A more natural and wholly equivalent way, of expressing the log-linear relationship is to say that the age-specific mortality rate tends to decline by a fixed percentage with the passing of each calendar year.
The revised model has the form: (5a) [Mathematical Expression Omitted] with the restrictions: (5b) [Mathematical Expression Omitted] Here [Mu] (a) denotes an age-specific mortality rate, the rate of mortality of an organization at age a; [n.sub.a] denotes the density of the population at the time that the organization in question attains age a; and [Zeta] (a) summarizes the effects of environmental conditions operating at that time.
The importance of using an appropriate denominator when assessing risk was portrayed in this study in that when the actual number of drivers at risk was used as a denominator in calculating the age-specific mortality rate estimates, the higher risk in younger age groups became apparent.
Let [q.sup.SSA.sub.x] be the age-specific mortality rate from the 1978 birth cohort table from the Social Security Administration, which represents individuals turning age 22 in 2000 (the group of study in this article).
Submaximal repair at a given age has two effects: (1) It increases the reproductive output at that age; and (2) It increases the age-specific mortality rate for the following age, and all subsequent ages.
Implicitly, senescence entails a progressive increase in the age-specific mortality rate (Kirkwood 1987).

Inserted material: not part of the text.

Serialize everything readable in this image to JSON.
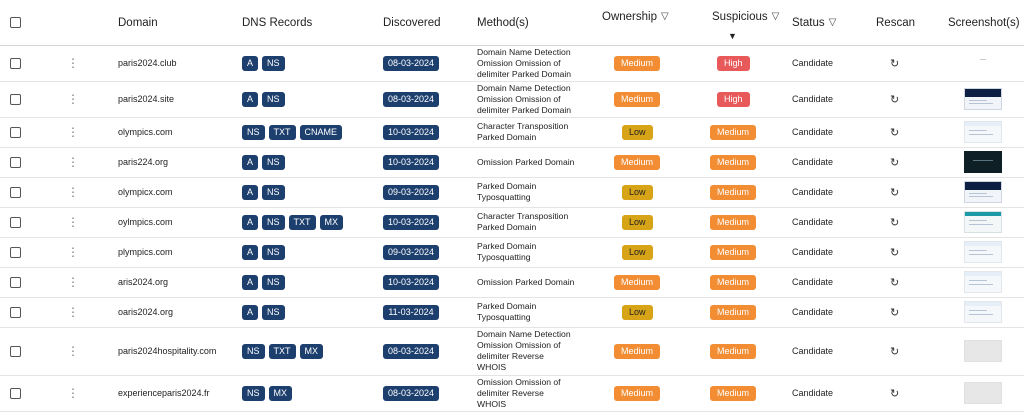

In summary, Shanks and Brundage have addressed 3 major mysteries of the 1918 influenza pandemic: high mortality rates/unexplained pathogenesis, unexplained age-specific mortality rate patterns, and evidence for wave-to-wave protection, with a unifying hypothesis.
where ASMR (i) = Age-specific Mortality Rate of ith age group
The increase in mortality rate was limited to persons >64 years of age; during 1998-2004, the age-specific mortality rate of CDAD for persons >64 years of age doubled, from 76 per million population to 146 per million (Figure 3).
Both the number of deaths and age-specific mortality rates for people aged 90 and over increased in 2017, by 4.4% and 2.9% respectively; most notably for females.